**Task objective:** Give back all the records below, unaltered.

Task inputs Block Start

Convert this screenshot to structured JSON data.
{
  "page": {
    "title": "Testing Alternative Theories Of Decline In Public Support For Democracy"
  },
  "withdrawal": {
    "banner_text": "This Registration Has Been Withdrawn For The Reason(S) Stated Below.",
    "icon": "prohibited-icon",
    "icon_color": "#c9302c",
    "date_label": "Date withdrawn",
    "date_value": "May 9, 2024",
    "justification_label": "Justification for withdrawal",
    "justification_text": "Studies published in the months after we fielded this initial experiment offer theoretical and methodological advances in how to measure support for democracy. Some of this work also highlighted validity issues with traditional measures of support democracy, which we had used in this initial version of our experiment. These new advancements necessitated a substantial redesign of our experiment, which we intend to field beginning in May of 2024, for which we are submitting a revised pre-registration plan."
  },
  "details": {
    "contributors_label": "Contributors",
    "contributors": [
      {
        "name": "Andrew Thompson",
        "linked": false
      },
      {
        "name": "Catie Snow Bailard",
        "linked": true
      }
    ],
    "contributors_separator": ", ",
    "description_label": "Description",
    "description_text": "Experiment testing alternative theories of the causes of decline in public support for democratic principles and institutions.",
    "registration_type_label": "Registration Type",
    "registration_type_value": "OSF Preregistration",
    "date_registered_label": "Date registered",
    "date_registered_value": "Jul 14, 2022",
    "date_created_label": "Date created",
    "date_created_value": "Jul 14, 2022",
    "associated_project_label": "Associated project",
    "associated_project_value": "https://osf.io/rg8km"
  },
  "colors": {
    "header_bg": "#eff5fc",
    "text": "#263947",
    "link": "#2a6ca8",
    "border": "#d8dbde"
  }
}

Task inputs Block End

**Result for this exercise:**
Convert this screenshot to structured JSON data.
{
  "page": {
    "title": "Testing Alternative Theories Of Decline In Public Support For Democracy"
  },
  "withdrawal": {
    "banner_text": "This Registration Has Been Withdrawn For The Reason(S) Stated Below.",
    "icon": "prohibited-icon",
    "icon_color": "#c9302c",
    "date_label": "Date withdrawn",
    "date_value": "May 9, 2024",
    "justification_label": "Justification for withdrawal",
    "justification_text": "Studies published in the months after we fielded this initial experiment offer theoretical and methodological advances in how to measure support for democracy. Some of this work also highlighted validity issues with traditional measures of support democracy, which we had used in this initial version of our experiment. These new advancements necessitated a substantial redesign of our experiment, which we intend to field beginning in May of 2024, for which we are submitting a revised pre-registration plan."
  },
  "details": {
    "contributors_label": "Contributors",
    "contributors": [
      {
        "name": "Andrew Thompson",
        "linked": false
      },
      {
        "name": "Catie Snow Bailard",
        "linked": true
      }
    ],
    "contributors_separator": ", ",
    "description_label": "Description",
    "description_text": "Experiment testing alternative theories of the causes of decline in public support for democratic principles and institutions.",
    "registration_type_label": "Registration Type",
    "registration_type_value": "OSF Preregistration",
    "date_registered_label": "Date registered",
    "date_registered_value": "Jul 14, 2022",
    "date_created_label": "Date created",
    "date_created_value": "Jul 14, 2022",
    "associated_project_label": "Associated project",
    "associated_project_value": "https://osf.io/rg8km"
  },
  "colors": {
    "header_bg": "#eff5fc",
    "text": "#263947",
    "link": "#2a6ca8",
    "border": "#d8dbde"
  }
}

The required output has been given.